How Kellogg's Jonas Beuchert's research is helping to protect endangered sea turtles
Kellogg student Jonas Beuchert is in the final year of a DPhil in Autonomous Intelligent Machines and Systems at the Department of Computer Science. He recently tweeted a photo of a sea turtle tracking tag under test in the Kellogg gardens. Naturally, we were intrigued and asked Jonas to share with us details of his involvement in the development of the tracking device.
What is a sea turtle tracking tag?
Simply put, it’s a small piece of electronics with an antenna and a battery that goes into a waterproof enclosure and is glued on the carapace of a sea turtle. Whenever the turtle surfaces to breathe, the tag wakes up and captures signals from navigation satellites that orbit the Earth (think of GPS). Once we get the tag back, we do some maths to discover where the turtle spent the past weeks.
Why do people want to track sea turtles?
Nearly all sea turtle species are endangered. Marine pollution, fishing, poaching, and climate change have all led a reduction in their numbers. If we know where they go when they are not at the beach, we can better protect these areas and help populations to survive. (Arguably, protecting them from climate change is a bit trickier…)
What is your role?
I develop the hardware and the software for the tags, but it is not just me: I work with Professor Alex Rogers and in the past I worked with Amanda Matthes, another DPhil student.
Why did you choose this subject for your DPhil?

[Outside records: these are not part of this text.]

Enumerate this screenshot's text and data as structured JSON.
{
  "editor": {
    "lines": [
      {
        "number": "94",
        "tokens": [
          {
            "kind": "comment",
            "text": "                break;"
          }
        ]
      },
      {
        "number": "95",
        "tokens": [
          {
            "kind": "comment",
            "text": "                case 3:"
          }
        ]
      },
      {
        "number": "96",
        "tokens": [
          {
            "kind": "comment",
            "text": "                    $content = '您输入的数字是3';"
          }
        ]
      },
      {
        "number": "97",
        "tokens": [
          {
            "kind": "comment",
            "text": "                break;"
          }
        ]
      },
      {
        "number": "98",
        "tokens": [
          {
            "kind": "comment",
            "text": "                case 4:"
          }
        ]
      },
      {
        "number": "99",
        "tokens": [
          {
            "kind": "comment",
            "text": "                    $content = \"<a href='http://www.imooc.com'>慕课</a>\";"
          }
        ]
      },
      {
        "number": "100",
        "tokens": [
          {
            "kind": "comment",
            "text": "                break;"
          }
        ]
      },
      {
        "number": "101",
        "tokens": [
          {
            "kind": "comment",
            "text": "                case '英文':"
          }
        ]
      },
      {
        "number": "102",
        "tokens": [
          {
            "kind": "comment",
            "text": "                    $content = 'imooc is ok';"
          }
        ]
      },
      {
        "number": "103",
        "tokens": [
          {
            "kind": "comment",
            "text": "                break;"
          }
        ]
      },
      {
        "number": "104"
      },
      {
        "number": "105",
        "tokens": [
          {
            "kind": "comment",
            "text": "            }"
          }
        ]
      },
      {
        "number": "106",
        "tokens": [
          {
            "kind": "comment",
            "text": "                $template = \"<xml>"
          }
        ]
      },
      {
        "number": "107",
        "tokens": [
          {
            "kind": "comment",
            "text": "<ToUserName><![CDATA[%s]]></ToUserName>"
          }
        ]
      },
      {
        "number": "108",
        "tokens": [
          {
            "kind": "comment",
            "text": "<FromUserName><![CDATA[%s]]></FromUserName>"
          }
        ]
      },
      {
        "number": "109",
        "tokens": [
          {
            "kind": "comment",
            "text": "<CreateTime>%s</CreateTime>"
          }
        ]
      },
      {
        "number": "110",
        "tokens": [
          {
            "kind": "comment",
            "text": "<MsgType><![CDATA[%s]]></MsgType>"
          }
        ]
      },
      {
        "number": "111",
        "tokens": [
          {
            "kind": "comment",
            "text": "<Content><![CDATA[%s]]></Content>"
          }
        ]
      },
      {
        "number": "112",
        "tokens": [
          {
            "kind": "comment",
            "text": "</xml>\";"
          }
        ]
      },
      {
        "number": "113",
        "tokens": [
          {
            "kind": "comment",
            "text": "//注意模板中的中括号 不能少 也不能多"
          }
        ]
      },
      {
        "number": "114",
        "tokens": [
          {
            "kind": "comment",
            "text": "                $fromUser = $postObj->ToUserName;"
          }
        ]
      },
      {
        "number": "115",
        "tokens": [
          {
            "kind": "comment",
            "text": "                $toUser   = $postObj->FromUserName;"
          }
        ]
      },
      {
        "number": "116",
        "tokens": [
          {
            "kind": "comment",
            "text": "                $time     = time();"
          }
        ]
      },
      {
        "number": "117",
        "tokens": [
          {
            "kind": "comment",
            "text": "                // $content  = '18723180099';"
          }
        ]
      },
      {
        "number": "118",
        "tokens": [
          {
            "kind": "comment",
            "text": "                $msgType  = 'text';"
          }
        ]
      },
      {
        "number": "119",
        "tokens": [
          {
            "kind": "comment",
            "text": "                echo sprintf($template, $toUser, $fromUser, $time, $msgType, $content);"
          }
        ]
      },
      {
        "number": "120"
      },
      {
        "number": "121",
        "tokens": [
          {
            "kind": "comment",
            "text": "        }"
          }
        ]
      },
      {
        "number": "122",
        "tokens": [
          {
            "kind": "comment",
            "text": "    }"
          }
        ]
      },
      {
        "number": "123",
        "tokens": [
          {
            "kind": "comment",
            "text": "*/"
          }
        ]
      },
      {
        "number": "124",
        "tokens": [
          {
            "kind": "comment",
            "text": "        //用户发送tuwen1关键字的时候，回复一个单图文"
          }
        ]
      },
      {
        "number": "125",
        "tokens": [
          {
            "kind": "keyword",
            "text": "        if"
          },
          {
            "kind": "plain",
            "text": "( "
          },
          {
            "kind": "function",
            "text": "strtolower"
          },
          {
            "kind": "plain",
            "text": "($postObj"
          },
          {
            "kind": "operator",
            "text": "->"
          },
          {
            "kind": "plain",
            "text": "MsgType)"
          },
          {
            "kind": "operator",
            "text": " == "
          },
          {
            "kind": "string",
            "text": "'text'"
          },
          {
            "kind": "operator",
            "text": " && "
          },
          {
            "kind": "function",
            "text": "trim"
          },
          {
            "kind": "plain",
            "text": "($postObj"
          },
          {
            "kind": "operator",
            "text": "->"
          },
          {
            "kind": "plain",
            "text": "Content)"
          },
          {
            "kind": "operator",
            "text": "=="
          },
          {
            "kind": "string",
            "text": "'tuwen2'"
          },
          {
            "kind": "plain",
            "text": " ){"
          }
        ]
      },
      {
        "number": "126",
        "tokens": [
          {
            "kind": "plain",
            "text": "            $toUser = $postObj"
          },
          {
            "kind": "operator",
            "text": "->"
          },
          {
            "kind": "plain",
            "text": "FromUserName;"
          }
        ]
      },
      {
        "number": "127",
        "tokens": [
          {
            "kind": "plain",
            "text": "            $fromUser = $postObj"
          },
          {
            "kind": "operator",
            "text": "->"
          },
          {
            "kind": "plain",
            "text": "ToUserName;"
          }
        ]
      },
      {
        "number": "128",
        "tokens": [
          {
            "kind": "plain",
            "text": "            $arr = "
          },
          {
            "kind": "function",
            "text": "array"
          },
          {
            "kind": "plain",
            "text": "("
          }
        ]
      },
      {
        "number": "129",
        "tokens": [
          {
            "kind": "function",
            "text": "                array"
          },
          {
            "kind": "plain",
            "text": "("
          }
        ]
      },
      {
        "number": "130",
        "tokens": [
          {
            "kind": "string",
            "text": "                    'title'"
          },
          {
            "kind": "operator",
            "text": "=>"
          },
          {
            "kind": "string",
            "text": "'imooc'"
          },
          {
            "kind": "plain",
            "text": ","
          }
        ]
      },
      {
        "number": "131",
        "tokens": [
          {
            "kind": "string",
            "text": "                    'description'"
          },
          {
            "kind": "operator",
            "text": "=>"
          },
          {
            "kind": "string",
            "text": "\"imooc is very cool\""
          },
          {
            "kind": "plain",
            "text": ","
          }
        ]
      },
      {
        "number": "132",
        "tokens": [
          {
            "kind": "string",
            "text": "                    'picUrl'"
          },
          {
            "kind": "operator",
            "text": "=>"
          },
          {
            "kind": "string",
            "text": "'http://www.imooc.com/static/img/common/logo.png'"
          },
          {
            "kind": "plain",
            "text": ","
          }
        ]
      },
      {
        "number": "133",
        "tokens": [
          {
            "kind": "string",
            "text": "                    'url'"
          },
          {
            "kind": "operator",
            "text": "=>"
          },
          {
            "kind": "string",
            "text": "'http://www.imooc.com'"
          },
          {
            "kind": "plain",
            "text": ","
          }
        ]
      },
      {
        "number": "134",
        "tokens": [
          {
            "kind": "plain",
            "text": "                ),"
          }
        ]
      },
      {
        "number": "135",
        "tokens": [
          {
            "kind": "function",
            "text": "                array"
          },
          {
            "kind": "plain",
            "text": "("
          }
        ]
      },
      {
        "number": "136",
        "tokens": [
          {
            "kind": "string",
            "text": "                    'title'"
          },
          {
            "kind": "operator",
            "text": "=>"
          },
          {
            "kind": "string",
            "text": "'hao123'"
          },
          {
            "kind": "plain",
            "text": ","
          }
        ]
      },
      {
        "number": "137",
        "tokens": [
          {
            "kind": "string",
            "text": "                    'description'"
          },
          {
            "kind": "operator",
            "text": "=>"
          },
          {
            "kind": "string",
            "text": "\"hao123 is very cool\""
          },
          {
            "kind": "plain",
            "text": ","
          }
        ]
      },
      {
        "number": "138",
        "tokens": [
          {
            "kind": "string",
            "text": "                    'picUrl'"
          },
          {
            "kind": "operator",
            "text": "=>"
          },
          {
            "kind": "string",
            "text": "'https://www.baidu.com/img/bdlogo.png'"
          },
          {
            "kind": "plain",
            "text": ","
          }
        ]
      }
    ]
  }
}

Existing turtle tags can cost several thousand US Dollars each, making them inaccessible to many wildlife conservationists, this is partially due to expensive electronics. In contrast, we have developed a tag design that is low-cost, highly energy-efficient and will be fully open sourced. In addition, the tag needs only twelve milliseconds of satellite data to resolve a position fix, allowing us to locate a turtle that surfaces only very briefly.

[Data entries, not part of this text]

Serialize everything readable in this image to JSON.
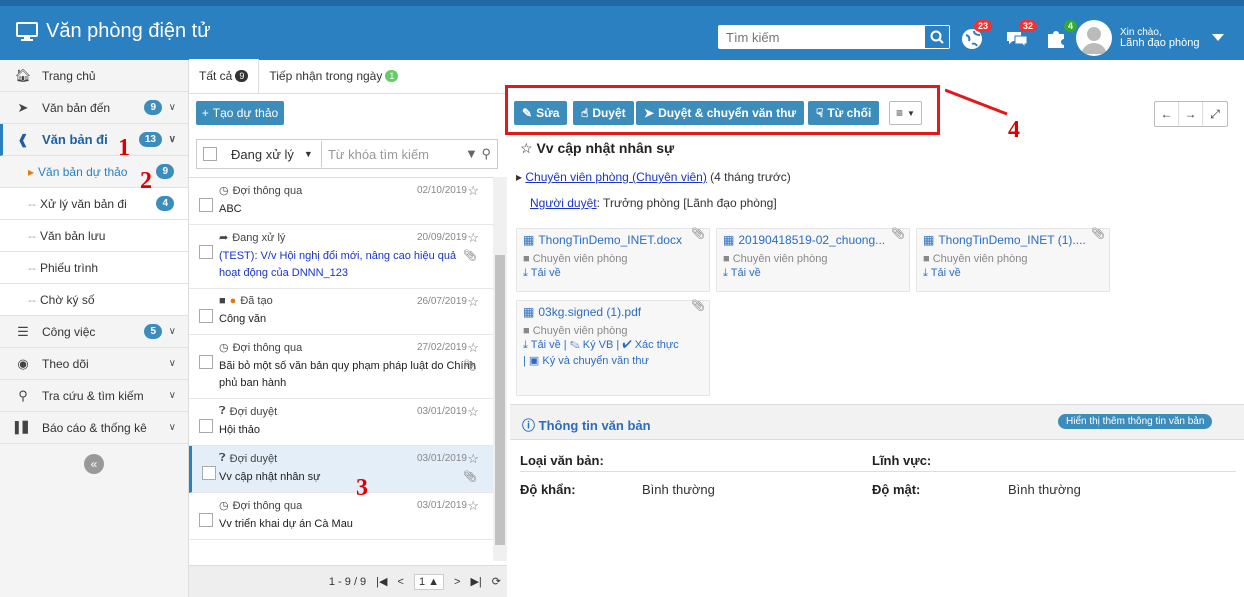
{
  "header": {
    "title": "Văn phòng điện tử",
    "search_placeholder": "Tìm kiếm",
    "notif_count": "23",
    "chat_count": "32",
    "plugin_count": "4",
    "greeting": "Xin chào,",
    "user_role": "Lãnh đạo phòng"
  },
  "sidebar": {
    "home": "Trang chủ",
    "incoming": {
      "label": "Văn bản đến",
      "count": "9"
    },
    "outgoing": {
      "label": "Văn bản đi",
      "count": "13"
    },
    "subs": [
      {
        "label": "Văn bản dự thảo",
        "count": "9"
      },
      {
        "label": "Xử lý văn bản đi",
        "count": "4"
      },
      {
        "label": "Văn bản lưu"
      },
      {
        "label": "Phiếu trình"
      },
      {
        "label": "Chờ ký số"
      }
    ],
    "work": {
      "label": "Công việc",
      "count": "5"
    },
    "follow": "Theo dõi",
    "search": "Tra cứu & tìm kiếm",
    "report": "Báo cáo & thống kê"
  },
  "annotations": {
    "n1": "1",
    "n2": "2",
    "n3": "3",
    "n4": "4"
  },
  "middle": {
    "tab_all": "Tất cả",
    "tab_all_count": "9",
    "tab_today": "Tiếp nhận trong ngày",
    "tab_today_count": "1",
    "new_draft": "Tạo dự thảo",
    "filter_status": "Đang xử lý",
    "keyword_placeholder": "Từ khóa tìm kiếm",
    "rows": [
      {
        "status": "Đợi thông qua",
        "date": "02/10/2019",
        "title": "ABC"
      },
      {
        "status": "Đang xử lý",
        "date": "20/09/2019",
        "title": "(TEST): V/v Hội nghị đổi mới, nâng cao hiệu quả hoạt động của DNNN_123"
      },
      {
        "status": "Đã tạo",
        "date": "26/07/2019",
        "title": "Công văn"
      },
      {
        "status": "Đợi thông qua",
        "date": "27/02/2019",
        "title": "Bãi bỏ một số văn bản quy phạm pháp luật do Chính phủ ban hành"
      },
      {
        "status": "Đợi duyệt",
        "date": "03/01/2019",
        "title": "Hội thảo"
      },
      {
        "status": "Đợi duyệt",
        "date": "03/01/2019",
        "title": "Vv cập nhật nhân sự"
      },
      {
        "status": "Đợi thông qua",
        "date": "03/01/2019",
        "title": "Vv triển khai dự án Cà Mau"
      }
    ],
    "pager_range": "1 - 9 / 9",
    "pager_page": "1"
  },
  "toolbar": {
    "edit": "Sửa",
    "approve": "Duyệt",
    "approve_forward": "Duyệt & chuyển văn thư",
    "reject": "Từ chối"
  },
  "detail": {
    "title": "Vv cập nhật nhân sự",
    "sender": "Chuyên viên phòng (Chuyên viên)",
    "sender_time": "(4 tháng trước)",
    "approver_label": "Người duyệt",
    "approver": ": Trưởng phòng [Lãnh đạo phòng]",
    "attachments": [
      {
        "name": "ThongTinDemo_INET.docx",
        "owner": "Chuyên viên phòng",
        "download": "Tải về"
      },
      {
        "name": "20190418519-02_chuong...",
        "owner": "Chuyên viên phòng",
        "download": "Tải về"
      },
      {
        "name": "ThongTinDemo_INET (1)....",
        "owner": "Chuyên viên phòng",
        "download": "Tải về"
      },
      {
        "name": "03kg.signed (1).pdf",
        "owner": "Chuyên viên phòng",
        "download": "Tải về",
        "sign": "Ký VB",
        "verify": "Xác thực",
        "sign_forward": "Ký và chuyển văn thư"
      }
    ],
    "info_title": "Thông tin văn bản",
    "info_more": "Hiển thị thêm thông tin văn bản",
    "doc_type_label": "Loại văn bản:",
    "field_label": "Lĩnh vực:",
    "urgency_label": "Độ khẩn:",
    "urgency_value": "Bình thường",
    "secrecy_label": "Độ mật:",
    "secrecy_value": "Bình thường"
  }
}
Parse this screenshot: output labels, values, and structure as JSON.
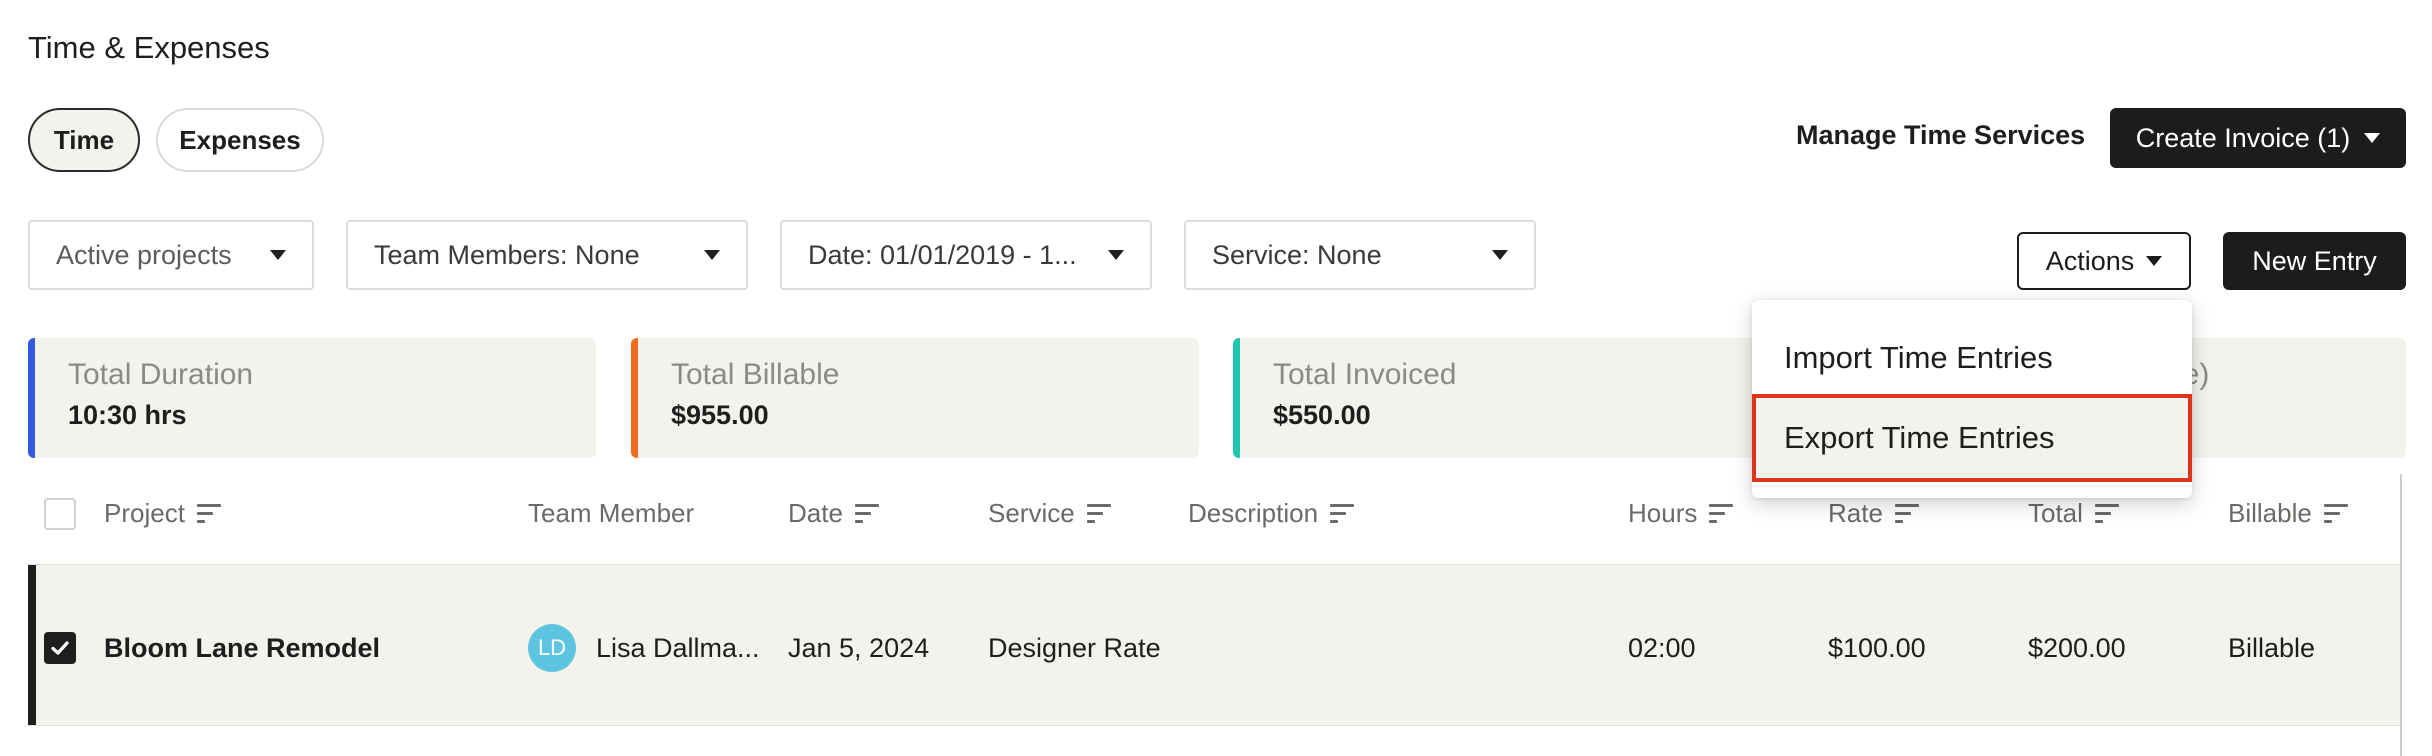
{
  "page": {
    "title": "Time & Expenses"
  },
  "tabs": [
    {
      "label": "Time",
      "active": true
    },
    {
      "label": "Expenses",
      "active": false
    }
  ],
  "header_actions": {
    "manage_label": "Manage Time Services",
    "create_invoice_label": "Create Invoice (1)"
  },
  "filters": {
    "projects": "Active projects",
    "team_members": "Team Members: None",
    "date": "Date: 01/01/2019 - 1...",
    "service": "Service: None"
  },
  "toolbar": {
    "actions_label": "Actions",
    "new_entry_label": "New Entry"
  },
  "actions_menu": {
    "items": [
      {
        "label": "Import Time Entries",
        "highlighted": false
      },
      {
        "label": "Export Time Entries",
        "highlighted": true
      }
    ]
  },
  "summary_cards": [
    {
      "label": "Total Duration",
      "value": "10:30 hrs",
      "color": "#2f5be0"
    },
    {
      "label": "Total Billable",
      "value": "$955.00",
      "color": "#ef6b1f"
    },
    {
      "label": "Total Invoiced",
      "value": "$550.00",
      "color": "#1fc7b0"
    },
    {
      "label": "le)",
      "value": "",
      "color": "#7d5ce0"
    }
  ],
  "table": {
    "columns": [
      "Project",
      "Team Member",
      "Date",
      "Service",
      "Description",
      "Hours",
      "Rate",
      "Total",
      "Billable"
    ],
    "rows": [
      {
        "checked": true,
        "project": "Bloom Lane Remodel",
        "team_member_initials": "LD",
        "team_member": "Lisa Dallma...",
        "date": "Jan 5, 2024",
        "service": "Designer Rate",
        "description": "",
        "hours": "02:00",
        "rate": "$100.00",
        "total": "$200.00",
        "billable": "Billable"
      }
    ]
  },
  "colors": {
    "highlight_border": "#e0321c",
    "dark_button": "#1c1c1c",
    "card_bg": "#f4f2ec"
  }
}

How is the project going?
In summer 2021, working with a local conservation organisation, we had the chance to deploy the first version of our tags on sea turtles in Cabo Verde. Since then, we have open-sourced a general-purpose version of our tracking tags, distributing more than 100 to interested conservationists and researchers for different kinds of animal tracking projects around the world, ranging from sea birds to venomous snakes.
What comes next?
We are planning to work with several collaborators on more joint deployments this summer, including updated versions of our turtle tag. On a personal level, I also need to find a position after finishing my DPhil in autumn, ideally working at the intersection of software and hardware and maybe even on wildlife conservation technology and open hardware and software.
How did Kellogg College support you?
Recently, I received support from a Kellogg Travel Grant, and I also hope to benefit from a Kellogg Research Grant later this year. Also, Kellogg’s tables in the quad are great for assembling and testing sea turtle tags! I am glad to be part of a college where you are allowed to step on the grass.
How can I learn more about your work?
Follow me on Twitter @JonasBchrt or check out our project website https://snappergps.info or say hello when you see me at college. Please just do not block the view of the sky!